The most time-consuming part of my renovation was not finding a contractor, creating a design plan, or even building the new kitchen. The part that slowed me down the most came down to one question: What do I want?
In most cases, homeowners are inspired to renovate by what they loathe about their current homes, not necessarily by their visions of the future. And although any of us can decide whether we love or hate a room when it’s in front of us, that’s a far cry from adding new cabinets, counters, paint, blacksplash and appliances to a blank canvas. Where do you begin?
First, I hit the decorating magazines, and I hit ‘em hard. I probably spent hundreds of dollars amassing a library of what are basically picture books. Anytime I found something I liked, I tore it out. I didn’t analyze why I liked it, or which detail attracted me to the photo.
I did that with everything from furniture to bathroom soaps to paint colors to countertops. After I had a pretty tall stack of magazine clippings, I glued them into a photo album. The process felt fairly geeky, and I wouldn’t be admitting it to you now if there hadn’t been such a pay off in the end.
I grouped things in the album so, for example, I had a page of couches and a page of kitchens. After a while, themes became obvious. I found that I loved open shelves, white kitchens, natural wood, staggered-subway-tile backsplashes, tufted couches, and bright punches of color. I learned that white tiles that are also grouted white look like they belong in a grade school bathroom, and that I preferred almost any light to the overhead fixtures in most kitchens.

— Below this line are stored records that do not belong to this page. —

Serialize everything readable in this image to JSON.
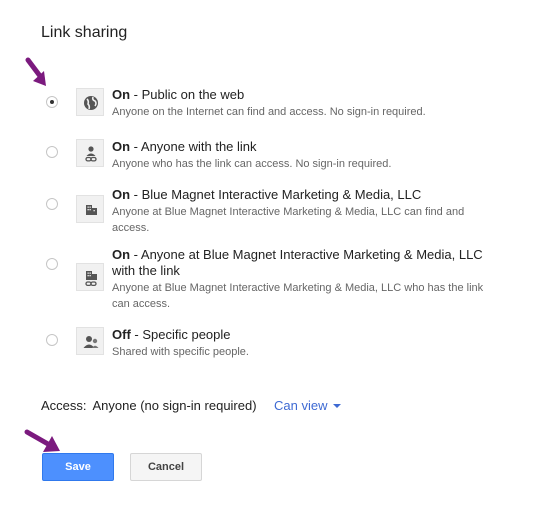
{
  "dialog": {
    "title": "Link sharing"
  },
  "options": [
    {
      "state": "On",
      "label": " - Public on the web",
      "description": "Anyone on the Internet can find and access. No sign-in required.",
      "icon": "globe-icon",
      "selected": true
    },
    {
      "state": "On",
      "label": " - Anyone with the link",
      "description": "Anyone who has the link can access. No sign-in required.",
      "icon": "person-link-icon",
      "selected": false
    },
    {
      "state": "On",
      "label": " - Blue Magnet Interactive Marketing & Media, LLC",
      "description": "Anyone at Blue Magnet Interactive Marketing & Media, LLC can find and access.",
      "icon": "building-icon",
      "selected": false
    },
    {
      "state": "On",
      "label": " - Anyone at Blue Magnet Interactive Marketing & Media, LLC with the link",
      "description": "Anyone at Blue Magnet Interactive Marketing & Media, LLC who has the link can access.",
      "icon": "building-link-icon",
      "selected": false
    },
    {
      "state": "Off",
      "label": " - Specific people",
      "description": "Shared with specific people.",
      "icon": "people-icon",
      "selected": false
    }
  ],
  "access": {
    "label": "Access:",
    "value": "Anyone (no sign-in required)",
    "permission": "Can view"
  },
  "buttons": {
    "save": "Save",
    "cancel": "Cancel"
  },
  "colors": {
    "accent_link": "#3e6ad3",
    "save_button": "#4d90fe",
    "annotation_arrow": "#7b1a7e"
  }
}
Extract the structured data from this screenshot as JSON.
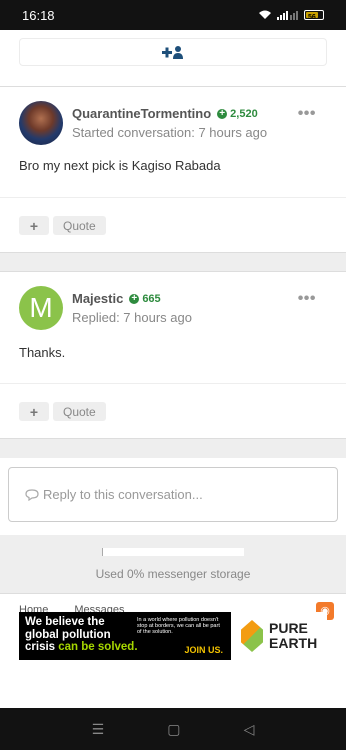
{
  "status_bar": {
    "time": "16:18",
    "signal": "ıll",
    "battery": "56"
  },
  "follow": {
    "icon": "add-user-icon"
  },
  "posts": [
    {
      "author": "QuarantineTormentino",
      "reputation": "2,520",
      "meta": "Started conversation: 7 hours ago",
      "body": "Bro my next pick is Kagiso Rabada",
      "avatar_type": "photo",
      "more_label": "•••",
      "plus_label": "+",
      "quote_label": "Quote"
    },
    {
      "author": "Majestic",
      "reputation": "665",
      "meta": "Replied: 7 hours ago",
      "body": "Thanks.",
      "avatar_letter": "M",
      "more_label": "•••",
      "plus_label": "+",
      "quote_label": "Quote"
    }
  ],
  "reply": {
    "placeholder": "Reply to this conversation..."
  },
  "storage": {
    "label": "Used 0% messenger storage",
    "percent": 0
  },
  "breadcrumbs": [
    "Home",
    "Messages"
  ],
  "ad": {
    "headline_1": "We believe the",
    "headline_2": "global pollution",
    "headline_3": "crisis",
    "headline_highlight": "can be solved.",
    "small_text": "In a world where pollution doesn't stop at borders, we can all be part of the solution.",
    "cta": "JOIN US.",
    "brand_1": "PURE",
    "brand_2": "EARTH"
  },
  "nav": {
    "recents": "☰",
    "home": "▢",
    "back": "◁"
  },
  "colors": {
    "accent": "#1e4f7a",
    "reputation": "#2e8b3e",
    "avatar_m": "#8bc34a"
  }
}
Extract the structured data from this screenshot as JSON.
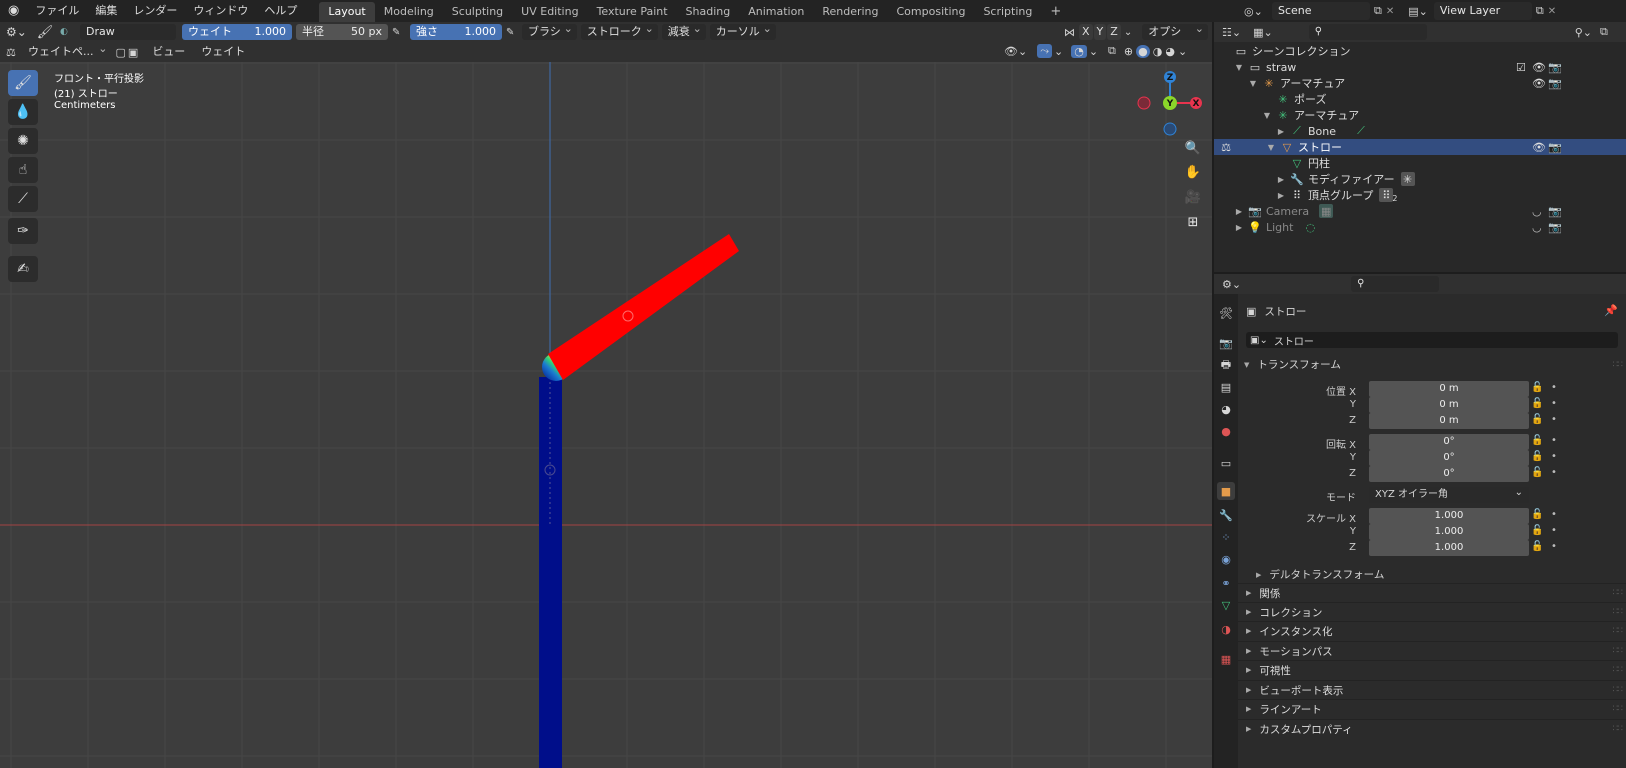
{
  "topbar": {
    "menus": [
      "ファイル",
      "編集",
      "レンダー",
      "ウィンドウ",
      "ヘルプ"
    ],
    "workspaces": [
      "Layout",
      "Modeling",
      "Sculpting",
      "UV Editing",
      "Texture Paint",
      "Shading",
      "Animation",
      "Rendering",
      "Compositing",
      "Scripting"
    ],
    "add_tab": "+",
    "scene": "Scene",
    "view_layer": "View Layer"
  },
  "toolhdr": {
    "brush_name": "Draw",
    "weight_label": "ウェイト",
    "weight_value": "1.000",
    "radius_label": "半径",
    "radius_value": "50 px",
    "strength_label": "強さ",
    "strength_value": "1.000",
    "brush_menu": "ブラシ",
    "stroke_menu": "ストローク",
    "falloff_menu": "減衰",
    "cursor_menu": "カーソル",
    "axis_x": "X",
    "axis_y": "Y",
    "axis_z": "Z",
    "options": "オプション"
  },
  "vphdr": {
    "mode": "ウェイトペ...",
    "view": "ビュー",
    "weights": "ウェイト"
  },
  "viewport": {
    "view_name": "フロント・平行投影",
    "object_info": "(21) ストロー",
    "units": "Centimeters",
    "gizmo": {
      "x": "X",
      "y": "Y",
      "z": "Z"
    },
    "colors": {
      "x_axis": "#e8344e",
      "y_axis": "#8bd62a",
      "z_axis": "#2f83d6",
      "grid_x_line": "#a34444",
      "grid_z_line": "#3f6fb2",
      "bone_low": "#000e8a",
      "bone_high": "#ff0000"
    }
  },
  "outliner": {
    "search_placeholder": "",
    "items": [
      {
        "label": "シーンコレクション"
      },
      {
        "label": "straw"
      },
      {
        "label": "アーマチュア"
      },
      {
        "label": "ポーズ"
      },
      {
        "label": "アーマチュア"
      },
      {
        "label": "Bone"
      },
      {
        "label": "ストロー"
      },
      {
        "label": "円柱"
      },
      {
        "label": "モディファイアー"
      },
      {
        "label": "頂点グループ"
      },
      {
        "label": "Camera"
      },
      {
        "label": "Light"
      }
    ],
    "vgroup_count": "2"
  },
  "props": {
    "object_name_header": "ストロー",
    "object_name_field": "ストロー",
    "transform_title": "トランスフォーム",
    "location_x_label": "位置 X",
    "y_label": "Y",
    "z_label": "Z",
    "location": [
      "0 m",
      "0 m",
      "0 m"
    ],
    "rotation_x_label": "回転 X",
    "rotation": [
      "0°",
      "0°",
      "0°"
    ],
    "mode_label": "モード",
    "mode_value": "XYZ オイラー角",
    "scale_x_label": "スケール X",
    "scale": [
      "1.000",
      "1.000",
      "1.000"
    ],
    "delta_transform": "デルタトランスフォーム",
    "sections": [
      "関係",
      "コレクション",
      "インスタンス化",
      "モーションパス",
      "可視性",
      "ビューポート表示",
      "ラインアート",
      "カスタムプロパティ"
    ]
  }
}
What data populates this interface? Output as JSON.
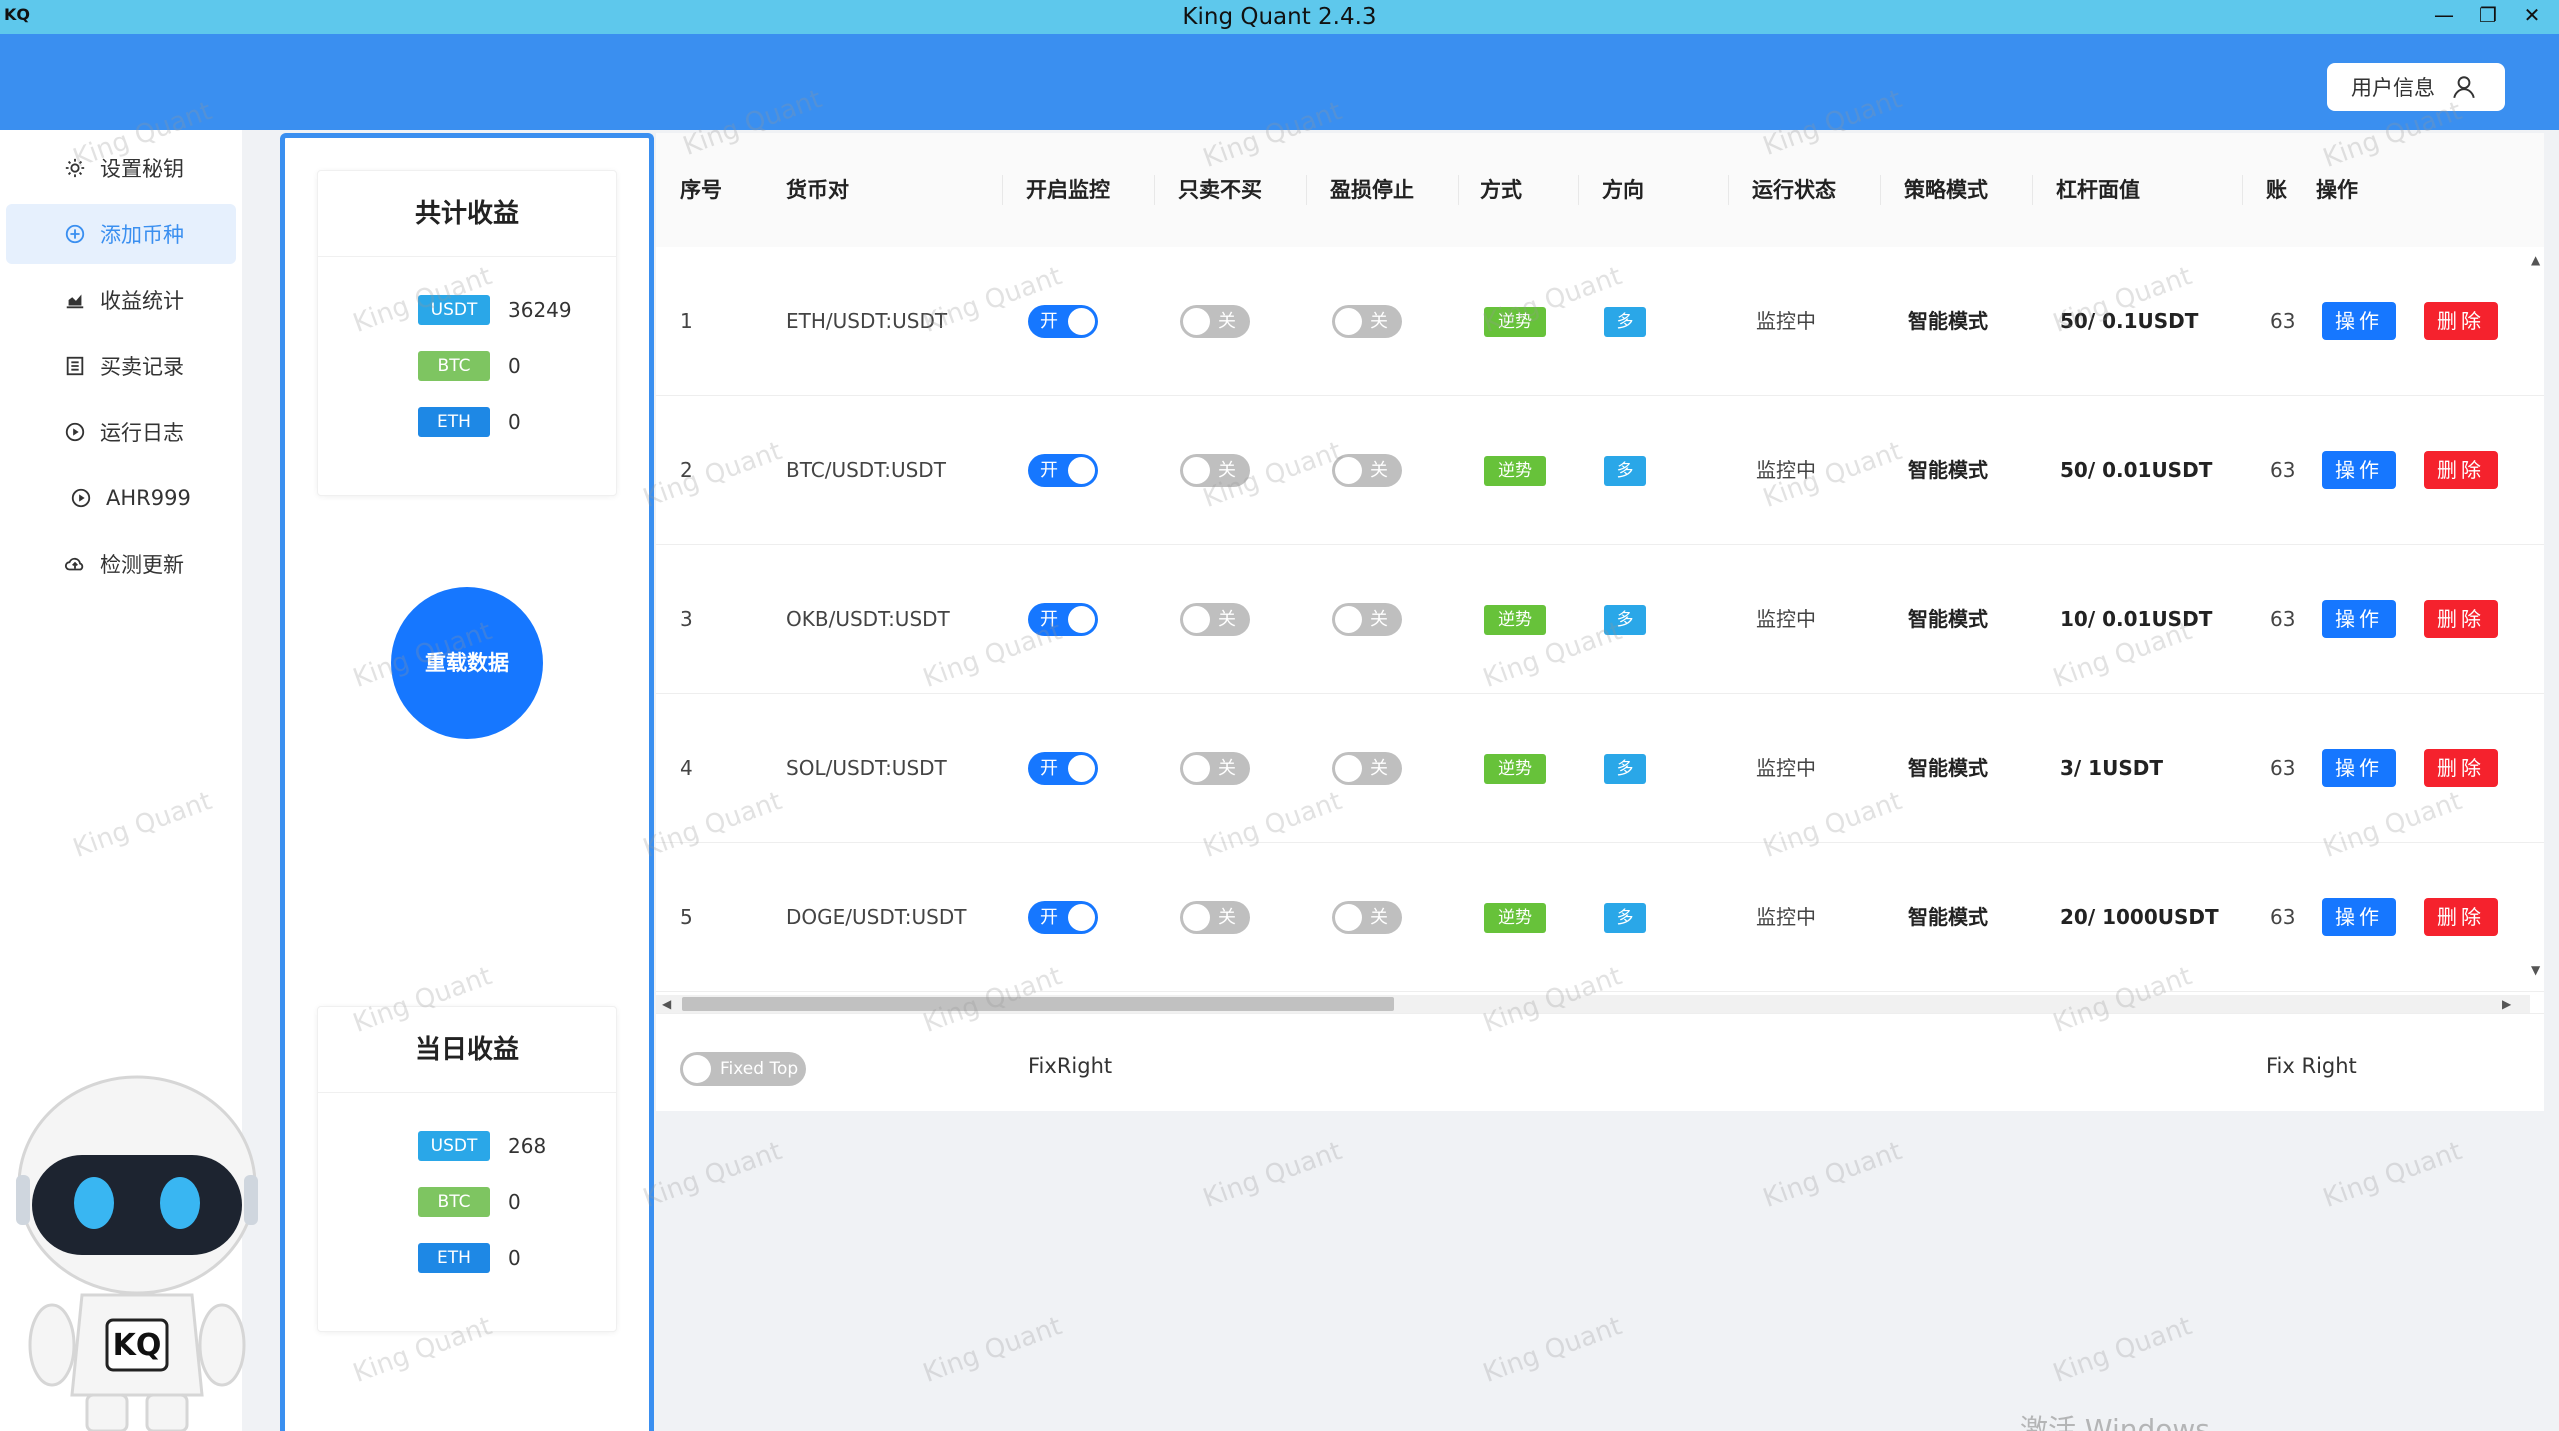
{
  "window": {
    "title": "King Quant 2.4.3",
    "logo": "KQ",
    "minimize_icon": "minimize-icon",
    "restore_icon": "restore-icon",
    "close_icon": "close-icon"
  },
  "header": {
    "user_button_label": "用户信息",
    "user_icon": "user-icon"
  },
  "sidebar": {
    "items": [
      {
        "label": "设置秘钥",
        "icon": "gear-icon",
        "active": false
      },
      {
        "label": "添加币种",
        "icon": "plus-circle-icon",
        "active": true
      },
      {
        "label": "收益统计",
        "icon": "chart-icon",
        "active": false
      },
      {
        "label": "买卖记录",
        "icon": "list-icon",
        "active": false
      },
      {
        "label": "运行日志",
        "icon": "play-circle-icon",
        "active": false
      },
      {
        "label": "AHR999",
        "icon": "play-circle-icon",
        "active": false
      },
      {
        "label": "检测更新",
        "icon": "cloud-icon",
        "active": false
      }
    ]
  },
  "summary": {
    "total_title": "共计收益",
    "total": [
      {
        "coin": "USDT",
        "value": "36249"
      },
      {
        "coin": "BTC",
        "value": "0"
      },
      {
        "coin": "ETH",
        "value": "0"
      }
    ],
    "reload_label": "重载数据",
    "daily_title": "当日收益",
    "daily": [
      {
        "coin": "USDT",
        "value": "268"
      },
      {
        "coin": "BTC",
        "value": "0"
      },
      {
        "coin": "ETH",
        "value": "0"
      }
    ]
  },
  "table": {
    "columns": [
      "序号",
      "货币对",
      "开启监控",
      "只卖不买",
      "盈损停止",
      "方式",
      "方向",
      "运行状态",
      "策略模式",
      "杠杆面值",
      "账",
      "操作"
    ],
    "rows": [
      {
        "index": "1",
        "pair": "ETH/USDT:USDT",
        "monitor": "开",
        "sell_only": "关",
        "stop": "关",
        "mode": "逆势",
        "direction": "多",
        "status": "监控中",
        "strategy": "智能模式",
        "leverage": "50/ 0.1USDT",
        "account": "63",
        "op": "操作",
        "del": "删除"
      },
      {
        "index": "2",
        "pair": "BTC/USDT:USDT",
        "monitor": "开",
        "sell_only": "关",
        "stop": "关",
        "mode": "逆势",
        "direction": "多",
        "status": "监控中",
        "strategy": "智能模式",
        "leverage": "50/ 0.01USDT",
        "account": "63",
        "op": "操作",
        "del": "删除"
      },
      {
        "index": "3",
        "pair": "OKB/USDT:USDT",
        "monitor": "开",
        "sell_only": "关",
        "stop": "关",
        "mode": "逆势",
        "direction": "多",
        "status": "监控中",
        "strategy": "智能模式",
        "leverage": "10/ 0.01USDT",
        "account": "63",
        "op": "操作",
        "del": "删除"
      },
      {
        "index": "4",
        "pair": "SOL/USDT:USDT",
        "monitor": "开",
        "sell_only": "关",
        "stop": "关",
        "mode": "逆势",
        "direction": "多",
        "status": "监控中",
        "strategy": "智能模式",
        "leverage": "3/ 1USDT",
        "account": "63",
        "op": "操作",
        "del": "删除"
      },
      {
        "index": "5",
        "pair": "DOGE/USDT:USDT",
        "monitor": "开",
        "sell_only": "关",
        "stop": "关",
        "mode": "逆势",
        "direction": "多",
        "status": "监控中",
        "strategy": "智能模式",
        "leverage": "20/ 1000USDT",
        "account": "63",
        "op": "操作",
        "del": "删除"
      }
    ]
  },
  "footer": {
    "fixed_top_label": "Fixed Top",
    "fix_right_left": "FixRight",
    "fix_right_right": "Fix Right"
  },
  "watermark_text": "King Quant",
  "windows_activation": "激活 Windows",
  "colors": {
    "titlebar": "#5ec8ec",
    "header": "#3a8ff0",
    "primary": "#1677ff",
    "danger": "#f5222d",
    "green": "#67c23a"
  }
}
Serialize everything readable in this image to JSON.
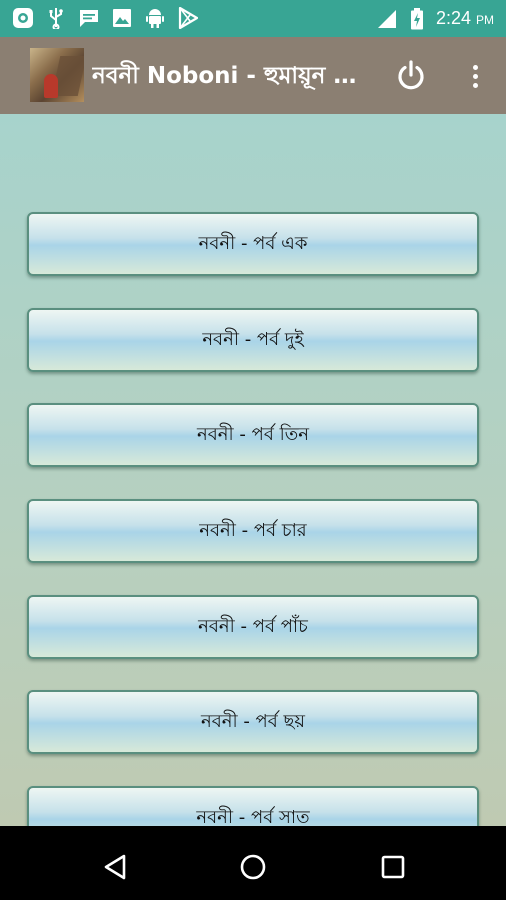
{
  "status_bar": {
    "time": "2:24",
    "ampm": "PM",
    "icons": [
      "camera-notification-icon",
      "usb-icon",
      "message-icon",
      "image-icon",
      "android-icon",
      "play-store-icon",
      "signal-icon",
      "battery-icon"
    ]
  },
  "app_bar": {
    "title": "নবনী Noboni - হুমায়ূন আহমেদ",
    "icons": [
      "app-logo",
      "power-icon",
      "more-vert-icon"
    ]
  },
  "chapters": [
    {
      "label": "নবনী - পর্ব এক"
    },
    {
      "label": "নবনী - পর্ব দুই"
    },
    {
      "label": "নবনী - পর্ব তিন"
    },
    {
      "label": "নবনী - পর্ব চার"
    },
    {
      "label": "নবনী - পর্ব পাঁচ"
    },
    {
      "label": "নবনী - পর্ব ছয়"
    },
    {
      "label": "নবনী - পর্ব সাত"
    }
  ],
  "nav_bar": {
    "icons": [
      "back-icon",
      "home-icon",
      "recents-icon"
    ]
  },
  "colors": {
    "status_bar": "#38a594",
    "app_bar": "#8b7f72",
    "content_top": "#a7d3cc",
    "content_bottom": "#bfcab2",
    "button_border": "#5a8f7f"
  }
}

When it came time to make design decisions a year later, it was easy because I had already developed a look in my mind. Even better, since I developed this kitchen look at the same time that I was buying furniture and making other decisions for my condo, I felt like I had something cohesive—the living room and sun room could easily coexist with the kitchen and breakfast nook.
I have even better news to report, though. In the time since I began this process, technology has progressed so that the rest of you don’t have to be craft dorks like me. Instead of pasting magazine pictures into a book, you can do it digitally with applications like Polyvore and Domino Magazine’s Deco Books.
I also read every decorating blog under the sun and discovered a few favorites: decor8, Design Sponge, Desire to Inspire, Bossy Blog, Remodelista, and This Young House. If you are interested in design and haven’t discovered this vast world, you are going to lose a work day or two when you do.
However you do it, the idea is to lay your eyes on every possible option and combination out there. I’m now applying that system to the bathroom, and I’ll have some pictures soon. In the meantime, I am trying to keep the home-improvement momentum going, so I don’t get too comfortable with the new kitchen and call it a day.
You would not believe how long it is taking to paint all of the baseboards, doors, and window frames. Whenever I have downtime—time other people spend watching TV or talking to loved ones—I slave over baseboards.
Tomorrow, I will get an estimate to repair the half dozen or so weak boards in my floor that threaten to give way whenever someone steps on them. This is one of those home-improvement jobs for which I have no concept of price, so it is especially nerve-wracking. Maybe this will be the one renovation project that will surprise me by being inexpensive…
Daphne writes about her renovation every Tuesday. To read Daphne's remodeling adventures from the beginning, click here.